## What you have to do
Print the line containing "Serialize everything readable" and all lines after it to the end of the records below, exactly as written. No pictures.

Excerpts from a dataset
*** Begin section ***

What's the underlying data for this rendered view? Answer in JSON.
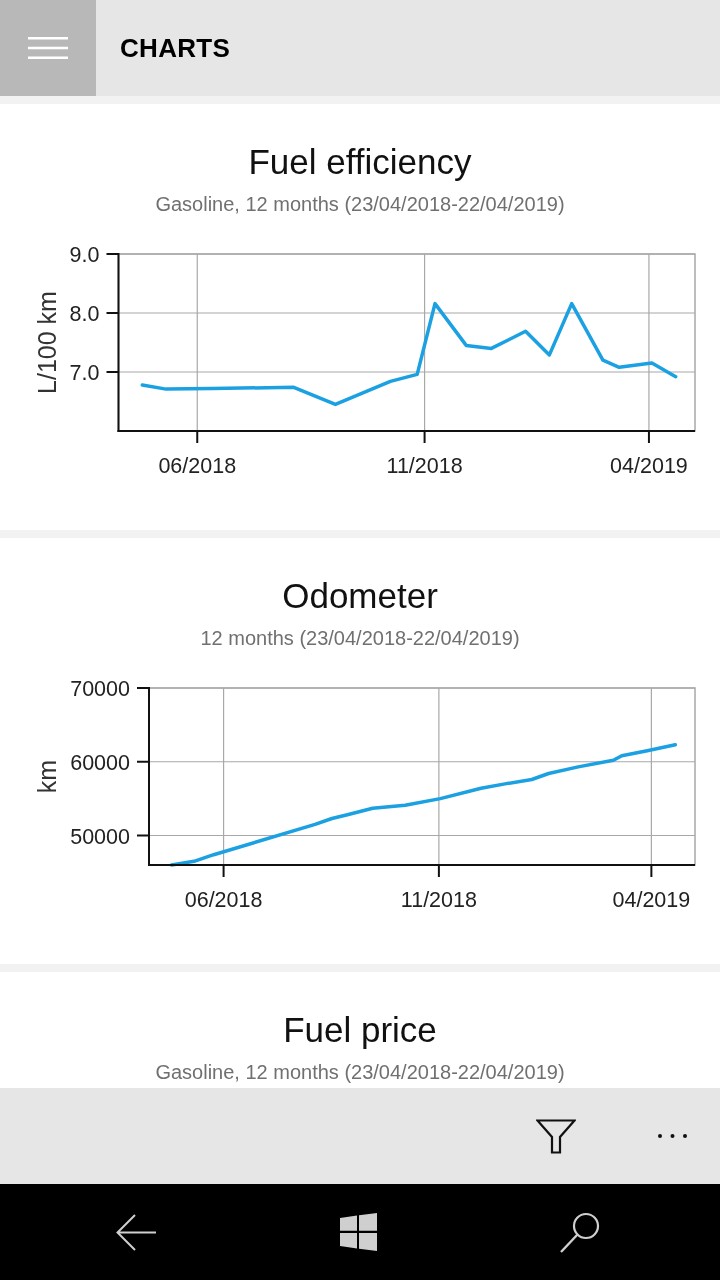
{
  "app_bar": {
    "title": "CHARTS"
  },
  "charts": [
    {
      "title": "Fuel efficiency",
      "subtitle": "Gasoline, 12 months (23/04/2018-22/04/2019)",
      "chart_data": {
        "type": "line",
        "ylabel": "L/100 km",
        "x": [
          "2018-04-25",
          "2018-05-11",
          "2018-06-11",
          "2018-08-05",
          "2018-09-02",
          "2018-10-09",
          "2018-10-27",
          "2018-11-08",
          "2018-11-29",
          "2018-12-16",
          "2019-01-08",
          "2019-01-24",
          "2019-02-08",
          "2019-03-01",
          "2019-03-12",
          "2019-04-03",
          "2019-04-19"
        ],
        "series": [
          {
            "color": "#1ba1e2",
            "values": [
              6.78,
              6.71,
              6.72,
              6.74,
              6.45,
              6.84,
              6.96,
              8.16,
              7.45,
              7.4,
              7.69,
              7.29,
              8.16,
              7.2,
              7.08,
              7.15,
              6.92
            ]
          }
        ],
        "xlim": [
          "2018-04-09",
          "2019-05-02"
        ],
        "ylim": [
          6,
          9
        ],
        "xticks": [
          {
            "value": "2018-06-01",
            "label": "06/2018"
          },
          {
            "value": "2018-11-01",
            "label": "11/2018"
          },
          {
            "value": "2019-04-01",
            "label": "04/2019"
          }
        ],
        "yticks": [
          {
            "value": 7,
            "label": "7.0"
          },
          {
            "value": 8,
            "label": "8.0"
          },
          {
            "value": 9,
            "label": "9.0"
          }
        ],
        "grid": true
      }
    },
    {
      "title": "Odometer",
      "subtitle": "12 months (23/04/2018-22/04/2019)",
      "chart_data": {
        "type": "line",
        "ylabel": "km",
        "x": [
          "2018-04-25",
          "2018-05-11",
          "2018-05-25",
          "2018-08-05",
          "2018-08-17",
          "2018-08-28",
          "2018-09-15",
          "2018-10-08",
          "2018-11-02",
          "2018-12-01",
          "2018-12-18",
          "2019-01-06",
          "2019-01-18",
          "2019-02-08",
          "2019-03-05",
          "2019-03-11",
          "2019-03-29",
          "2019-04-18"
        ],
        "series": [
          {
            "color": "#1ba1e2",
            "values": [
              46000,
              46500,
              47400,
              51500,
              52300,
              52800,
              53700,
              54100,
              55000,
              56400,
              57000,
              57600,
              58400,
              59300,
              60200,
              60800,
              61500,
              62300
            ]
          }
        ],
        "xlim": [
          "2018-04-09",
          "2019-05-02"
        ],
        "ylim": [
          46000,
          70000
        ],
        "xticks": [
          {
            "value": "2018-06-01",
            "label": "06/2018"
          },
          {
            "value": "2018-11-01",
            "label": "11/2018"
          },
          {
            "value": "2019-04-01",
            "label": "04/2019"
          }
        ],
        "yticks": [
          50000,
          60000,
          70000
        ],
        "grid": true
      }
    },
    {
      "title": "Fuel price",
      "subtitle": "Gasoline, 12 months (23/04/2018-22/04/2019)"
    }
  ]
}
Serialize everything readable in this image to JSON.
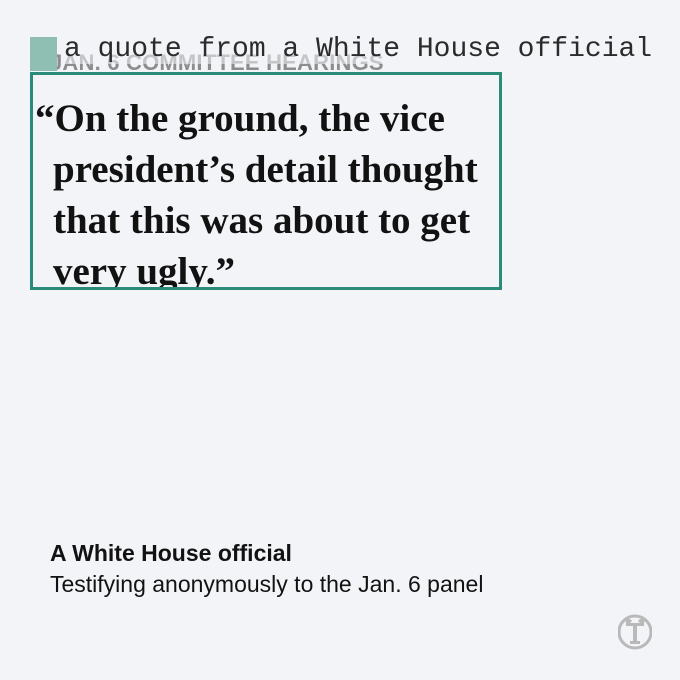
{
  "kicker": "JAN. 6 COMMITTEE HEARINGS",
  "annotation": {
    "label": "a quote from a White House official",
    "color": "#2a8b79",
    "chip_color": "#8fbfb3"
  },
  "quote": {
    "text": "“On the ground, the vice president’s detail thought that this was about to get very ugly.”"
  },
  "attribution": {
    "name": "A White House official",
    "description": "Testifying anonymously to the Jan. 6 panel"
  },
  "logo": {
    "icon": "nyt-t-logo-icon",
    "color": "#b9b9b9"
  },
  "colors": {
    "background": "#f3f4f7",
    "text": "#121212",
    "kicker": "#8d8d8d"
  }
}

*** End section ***

## Your solution
Serialize everything readable in this image to JSON.
{
  "kicker": "JAN. 6 COMMITTEE HEARINGS",
  "annotation": {
    "label": "a quote from a White House official",
    "color": "#2a8b79",
    "chip_color": "#8fbfb3"
  },
  "quote": {
    "text": "“On the ground, the vice president’s detail thought that this was about to get very ugly.”"
  },
  "attribution": {
    "name": "A White House official",
    "description": "Testifying anonymously to the Jan. 6 panel"
  },
  "logo": {
    "icon": "nyt-t-logo-icon",
    "color": "#b9b9b9"
  },
  "colors": {
    "background": "#f3f4f7",
    "text": "#121212",
    "kicker": "#8d8d8d"
  }
}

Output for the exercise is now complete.